Patent number: 11012032
Type: Grant
Filed: Jun 29, 2020
Date of Patent: May 18, 2021
Patent Publication Number: 20200328718
Assignee: Guangzhou On-Bright Electronics Co., Ltd. (Guangzhou)
Inventors: Rusheng Zhou (Guangzhou), Jiapeng Zhang (Guangzhou)
Primary Examiner: Ryan Johnson
Application Number: 16/914,819
Classifications

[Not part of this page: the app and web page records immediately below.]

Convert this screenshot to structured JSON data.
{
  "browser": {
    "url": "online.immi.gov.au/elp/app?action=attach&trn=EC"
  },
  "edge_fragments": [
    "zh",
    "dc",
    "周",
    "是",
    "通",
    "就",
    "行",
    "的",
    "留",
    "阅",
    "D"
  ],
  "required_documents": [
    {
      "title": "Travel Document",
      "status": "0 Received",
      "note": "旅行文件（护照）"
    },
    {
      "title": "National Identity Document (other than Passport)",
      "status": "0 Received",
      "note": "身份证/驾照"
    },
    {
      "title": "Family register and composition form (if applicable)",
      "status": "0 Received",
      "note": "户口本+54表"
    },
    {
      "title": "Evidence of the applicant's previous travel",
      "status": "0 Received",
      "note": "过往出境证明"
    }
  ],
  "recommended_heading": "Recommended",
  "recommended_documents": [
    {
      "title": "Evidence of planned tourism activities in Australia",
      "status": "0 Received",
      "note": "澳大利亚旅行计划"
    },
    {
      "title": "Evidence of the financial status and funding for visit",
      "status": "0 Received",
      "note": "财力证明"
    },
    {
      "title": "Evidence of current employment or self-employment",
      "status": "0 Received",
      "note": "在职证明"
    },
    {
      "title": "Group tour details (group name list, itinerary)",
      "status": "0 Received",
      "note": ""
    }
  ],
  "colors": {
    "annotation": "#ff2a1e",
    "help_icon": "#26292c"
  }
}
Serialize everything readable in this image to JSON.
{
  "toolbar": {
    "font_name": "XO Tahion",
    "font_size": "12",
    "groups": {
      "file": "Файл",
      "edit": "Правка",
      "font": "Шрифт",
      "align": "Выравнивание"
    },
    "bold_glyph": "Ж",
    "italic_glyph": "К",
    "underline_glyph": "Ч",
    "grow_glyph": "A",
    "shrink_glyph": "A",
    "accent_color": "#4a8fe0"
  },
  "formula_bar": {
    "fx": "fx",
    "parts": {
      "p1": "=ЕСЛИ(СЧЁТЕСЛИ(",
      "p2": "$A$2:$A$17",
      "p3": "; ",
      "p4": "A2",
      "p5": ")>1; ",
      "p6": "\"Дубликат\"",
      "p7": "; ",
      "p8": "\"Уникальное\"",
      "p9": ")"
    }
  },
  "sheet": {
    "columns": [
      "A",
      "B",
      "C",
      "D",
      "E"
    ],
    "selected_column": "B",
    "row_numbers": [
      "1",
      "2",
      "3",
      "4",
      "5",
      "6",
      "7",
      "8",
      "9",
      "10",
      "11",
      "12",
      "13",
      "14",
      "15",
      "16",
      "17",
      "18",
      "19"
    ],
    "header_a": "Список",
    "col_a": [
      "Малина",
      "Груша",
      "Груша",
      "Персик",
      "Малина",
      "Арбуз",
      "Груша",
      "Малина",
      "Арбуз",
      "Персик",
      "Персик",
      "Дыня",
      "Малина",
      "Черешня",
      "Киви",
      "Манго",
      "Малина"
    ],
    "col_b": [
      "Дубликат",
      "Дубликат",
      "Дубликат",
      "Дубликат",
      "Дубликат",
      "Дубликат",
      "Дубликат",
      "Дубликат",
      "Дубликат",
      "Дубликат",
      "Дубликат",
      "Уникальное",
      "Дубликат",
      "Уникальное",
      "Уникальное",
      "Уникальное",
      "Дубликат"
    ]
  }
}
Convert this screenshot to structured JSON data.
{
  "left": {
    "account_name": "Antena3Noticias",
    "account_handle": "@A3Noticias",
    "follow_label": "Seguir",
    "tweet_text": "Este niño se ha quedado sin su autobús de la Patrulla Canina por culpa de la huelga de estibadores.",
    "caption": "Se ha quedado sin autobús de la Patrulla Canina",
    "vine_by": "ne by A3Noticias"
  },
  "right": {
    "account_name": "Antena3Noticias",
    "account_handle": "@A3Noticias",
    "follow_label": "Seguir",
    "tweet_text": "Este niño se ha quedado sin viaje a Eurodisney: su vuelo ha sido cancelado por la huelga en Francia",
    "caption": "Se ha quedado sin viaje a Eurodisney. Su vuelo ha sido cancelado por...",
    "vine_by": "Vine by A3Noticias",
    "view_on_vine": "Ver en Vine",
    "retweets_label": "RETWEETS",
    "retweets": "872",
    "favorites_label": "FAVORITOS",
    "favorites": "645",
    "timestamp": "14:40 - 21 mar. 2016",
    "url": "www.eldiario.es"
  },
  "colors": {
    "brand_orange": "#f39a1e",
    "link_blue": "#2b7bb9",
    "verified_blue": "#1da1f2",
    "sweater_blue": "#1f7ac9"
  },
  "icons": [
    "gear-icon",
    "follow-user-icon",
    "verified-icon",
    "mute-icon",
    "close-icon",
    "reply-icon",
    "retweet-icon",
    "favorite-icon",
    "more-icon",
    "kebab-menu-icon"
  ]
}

International Classification: H03B 5/04 (20060101); H03B 5/32 (20060101); H03L 1/02 (20060101); G01R 31/28 (20060101);